#### Exercise prompt:
Search the entries for lines that contain the word "details", and report each one found.

Website and app data records
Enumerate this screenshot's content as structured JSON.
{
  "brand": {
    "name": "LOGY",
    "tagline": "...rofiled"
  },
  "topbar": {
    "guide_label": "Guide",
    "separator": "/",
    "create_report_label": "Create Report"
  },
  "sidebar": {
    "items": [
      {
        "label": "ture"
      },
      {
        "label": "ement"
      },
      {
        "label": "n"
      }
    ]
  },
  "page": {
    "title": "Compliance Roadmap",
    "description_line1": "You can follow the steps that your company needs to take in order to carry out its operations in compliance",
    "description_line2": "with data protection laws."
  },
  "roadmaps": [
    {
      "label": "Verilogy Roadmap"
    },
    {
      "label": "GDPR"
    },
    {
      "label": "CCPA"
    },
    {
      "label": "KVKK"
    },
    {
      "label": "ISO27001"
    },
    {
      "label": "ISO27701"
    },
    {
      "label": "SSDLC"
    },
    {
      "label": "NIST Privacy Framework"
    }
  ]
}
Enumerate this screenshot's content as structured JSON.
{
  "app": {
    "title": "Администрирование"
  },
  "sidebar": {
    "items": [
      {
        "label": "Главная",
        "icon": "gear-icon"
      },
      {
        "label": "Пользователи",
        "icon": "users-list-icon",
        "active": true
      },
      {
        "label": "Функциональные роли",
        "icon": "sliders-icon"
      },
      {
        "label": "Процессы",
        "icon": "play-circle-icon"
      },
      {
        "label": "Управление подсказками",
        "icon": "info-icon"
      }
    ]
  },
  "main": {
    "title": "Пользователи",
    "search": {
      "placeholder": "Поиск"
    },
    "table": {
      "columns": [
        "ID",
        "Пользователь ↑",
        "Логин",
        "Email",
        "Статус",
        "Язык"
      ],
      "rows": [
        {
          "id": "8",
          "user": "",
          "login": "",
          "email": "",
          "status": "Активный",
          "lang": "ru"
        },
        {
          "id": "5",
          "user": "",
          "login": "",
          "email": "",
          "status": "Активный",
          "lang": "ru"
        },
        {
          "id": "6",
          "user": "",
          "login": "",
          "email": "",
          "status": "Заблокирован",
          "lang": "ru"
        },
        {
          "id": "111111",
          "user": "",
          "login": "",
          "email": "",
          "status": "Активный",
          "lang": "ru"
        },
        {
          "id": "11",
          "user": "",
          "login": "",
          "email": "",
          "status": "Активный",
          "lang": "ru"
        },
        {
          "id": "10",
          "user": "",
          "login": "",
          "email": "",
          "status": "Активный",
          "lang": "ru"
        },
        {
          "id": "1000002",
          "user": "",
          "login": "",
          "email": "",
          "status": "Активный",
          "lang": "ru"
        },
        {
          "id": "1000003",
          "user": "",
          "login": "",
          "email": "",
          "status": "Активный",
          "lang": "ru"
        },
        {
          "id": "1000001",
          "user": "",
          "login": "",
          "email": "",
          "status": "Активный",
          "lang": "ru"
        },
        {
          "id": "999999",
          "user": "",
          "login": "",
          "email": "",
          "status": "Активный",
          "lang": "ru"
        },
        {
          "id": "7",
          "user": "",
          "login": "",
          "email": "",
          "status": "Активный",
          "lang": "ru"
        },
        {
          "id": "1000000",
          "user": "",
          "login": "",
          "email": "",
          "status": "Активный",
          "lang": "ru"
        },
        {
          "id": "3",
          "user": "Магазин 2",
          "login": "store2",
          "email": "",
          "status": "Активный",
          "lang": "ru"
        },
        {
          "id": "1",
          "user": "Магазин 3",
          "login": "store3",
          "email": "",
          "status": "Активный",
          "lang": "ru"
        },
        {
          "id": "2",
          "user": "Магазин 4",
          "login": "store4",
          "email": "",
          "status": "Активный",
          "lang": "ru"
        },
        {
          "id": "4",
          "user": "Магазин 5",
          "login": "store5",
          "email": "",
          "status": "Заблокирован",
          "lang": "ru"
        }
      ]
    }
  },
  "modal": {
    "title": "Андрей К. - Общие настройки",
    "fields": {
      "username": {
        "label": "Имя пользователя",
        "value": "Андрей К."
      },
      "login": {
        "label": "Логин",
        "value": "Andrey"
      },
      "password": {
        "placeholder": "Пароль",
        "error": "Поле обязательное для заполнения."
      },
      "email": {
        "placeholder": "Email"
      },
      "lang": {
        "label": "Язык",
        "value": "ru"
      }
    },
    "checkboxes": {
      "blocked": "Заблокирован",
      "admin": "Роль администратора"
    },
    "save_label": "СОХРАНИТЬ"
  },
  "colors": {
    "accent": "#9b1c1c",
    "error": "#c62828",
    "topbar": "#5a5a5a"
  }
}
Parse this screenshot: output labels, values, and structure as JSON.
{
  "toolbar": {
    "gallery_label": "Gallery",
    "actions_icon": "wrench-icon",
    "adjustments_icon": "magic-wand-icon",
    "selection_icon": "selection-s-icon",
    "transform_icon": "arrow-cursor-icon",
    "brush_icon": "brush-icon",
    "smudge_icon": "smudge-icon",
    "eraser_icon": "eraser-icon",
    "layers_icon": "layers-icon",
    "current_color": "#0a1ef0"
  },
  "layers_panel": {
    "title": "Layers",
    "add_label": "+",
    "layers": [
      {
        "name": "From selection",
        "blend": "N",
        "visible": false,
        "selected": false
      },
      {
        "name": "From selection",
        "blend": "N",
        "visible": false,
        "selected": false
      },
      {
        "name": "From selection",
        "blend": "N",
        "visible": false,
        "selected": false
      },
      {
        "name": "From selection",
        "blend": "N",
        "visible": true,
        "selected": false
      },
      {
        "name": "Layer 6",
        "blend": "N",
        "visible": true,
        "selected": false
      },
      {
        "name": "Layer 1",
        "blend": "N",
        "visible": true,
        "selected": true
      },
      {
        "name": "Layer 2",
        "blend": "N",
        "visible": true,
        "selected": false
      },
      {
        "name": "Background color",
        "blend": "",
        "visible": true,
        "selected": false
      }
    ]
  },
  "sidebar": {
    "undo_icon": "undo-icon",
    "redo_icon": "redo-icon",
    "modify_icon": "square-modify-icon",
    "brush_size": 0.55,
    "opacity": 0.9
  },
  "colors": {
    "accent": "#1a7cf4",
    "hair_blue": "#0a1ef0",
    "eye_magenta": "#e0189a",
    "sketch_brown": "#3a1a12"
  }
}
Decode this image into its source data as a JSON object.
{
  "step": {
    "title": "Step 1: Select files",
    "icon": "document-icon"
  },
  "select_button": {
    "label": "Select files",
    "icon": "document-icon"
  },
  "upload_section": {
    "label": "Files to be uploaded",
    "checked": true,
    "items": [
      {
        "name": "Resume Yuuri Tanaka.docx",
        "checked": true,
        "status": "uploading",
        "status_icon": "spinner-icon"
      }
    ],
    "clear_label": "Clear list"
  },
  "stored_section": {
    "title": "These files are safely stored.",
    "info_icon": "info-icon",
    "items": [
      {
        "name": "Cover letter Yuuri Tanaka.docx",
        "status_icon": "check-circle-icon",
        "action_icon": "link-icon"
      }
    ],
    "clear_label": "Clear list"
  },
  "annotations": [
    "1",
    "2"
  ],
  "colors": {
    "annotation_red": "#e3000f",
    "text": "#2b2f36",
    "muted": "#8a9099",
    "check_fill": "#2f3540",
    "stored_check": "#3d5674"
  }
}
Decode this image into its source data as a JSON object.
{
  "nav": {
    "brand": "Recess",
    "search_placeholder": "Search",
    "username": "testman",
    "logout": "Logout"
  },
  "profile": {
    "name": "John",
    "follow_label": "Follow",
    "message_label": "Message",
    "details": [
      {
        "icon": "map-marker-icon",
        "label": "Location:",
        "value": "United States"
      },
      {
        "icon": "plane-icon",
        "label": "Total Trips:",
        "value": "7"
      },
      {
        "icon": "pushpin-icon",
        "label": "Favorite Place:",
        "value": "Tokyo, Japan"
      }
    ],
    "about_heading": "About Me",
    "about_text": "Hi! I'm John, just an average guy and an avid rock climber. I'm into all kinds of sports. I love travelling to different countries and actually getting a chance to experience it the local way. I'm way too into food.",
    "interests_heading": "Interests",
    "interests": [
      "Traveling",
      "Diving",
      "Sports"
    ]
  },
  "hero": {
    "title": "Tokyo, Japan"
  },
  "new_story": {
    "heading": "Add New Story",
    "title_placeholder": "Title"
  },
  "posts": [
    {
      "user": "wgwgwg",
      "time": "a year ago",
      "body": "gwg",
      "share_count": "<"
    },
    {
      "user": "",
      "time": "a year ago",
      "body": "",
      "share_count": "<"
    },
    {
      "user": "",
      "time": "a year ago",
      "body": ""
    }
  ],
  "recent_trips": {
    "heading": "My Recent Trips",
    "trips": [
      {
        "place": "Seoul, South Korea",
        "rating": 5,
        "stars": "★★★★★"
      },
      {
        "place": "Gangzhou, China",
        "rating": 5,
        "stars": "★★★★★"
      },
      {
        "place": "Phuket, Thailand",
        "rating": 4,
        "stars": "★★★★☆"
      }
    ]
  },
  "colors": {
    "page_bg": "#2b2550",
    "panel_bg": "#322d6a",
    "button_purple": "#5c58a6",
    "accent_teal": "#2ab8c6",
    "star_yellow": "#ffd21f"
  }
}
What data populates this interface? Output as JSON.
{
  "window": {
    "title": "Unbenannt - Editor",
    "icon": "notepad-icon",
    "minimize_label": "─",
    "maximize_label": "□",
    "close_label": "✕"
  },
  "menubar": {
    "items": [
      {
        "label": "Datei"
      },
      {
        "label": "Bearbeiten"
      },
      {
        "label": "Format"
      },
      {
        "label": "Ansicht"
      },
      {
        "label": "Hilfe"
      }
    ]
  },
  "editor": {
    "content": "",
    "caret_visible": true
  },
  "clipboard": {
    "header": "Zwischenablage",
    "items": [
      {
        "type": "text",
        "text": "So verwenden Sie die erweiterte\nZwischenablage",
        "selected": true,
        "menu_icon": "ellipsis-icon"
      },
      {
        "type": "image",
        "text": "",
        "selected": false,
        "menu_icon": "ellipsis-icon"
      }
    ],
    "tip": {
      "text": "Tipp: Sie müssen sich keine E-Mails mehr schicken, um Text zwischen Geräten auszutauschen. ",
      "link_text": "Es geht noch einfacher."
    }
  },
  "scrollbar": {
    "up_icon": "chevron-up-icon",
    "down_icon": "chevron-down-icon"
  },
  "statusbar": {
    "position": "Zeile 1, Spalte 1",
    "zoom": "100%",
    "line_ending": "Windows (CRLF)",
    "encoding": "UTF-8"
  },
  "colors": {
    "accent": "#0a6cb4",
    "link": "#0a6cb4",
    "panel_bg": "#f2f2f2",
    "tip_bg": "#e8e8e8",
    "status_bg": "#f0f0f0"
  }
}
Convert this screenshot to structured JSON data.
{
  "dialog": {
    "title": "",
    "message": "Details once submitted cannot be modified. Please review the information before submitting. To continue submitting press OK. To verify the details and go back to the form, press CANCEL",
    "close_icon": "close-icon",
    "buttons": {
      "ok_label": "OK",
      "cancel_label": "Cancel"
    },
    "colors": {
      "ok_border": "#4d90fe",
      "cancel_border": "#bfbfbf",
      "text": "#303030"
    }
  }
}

#### Solution to this task:
    "details": [
    "message": "Details once submitted cannot be modified. Please review the information before submitting. To continue submitting press OK. To verify the details and go back to the form, press CANCEL",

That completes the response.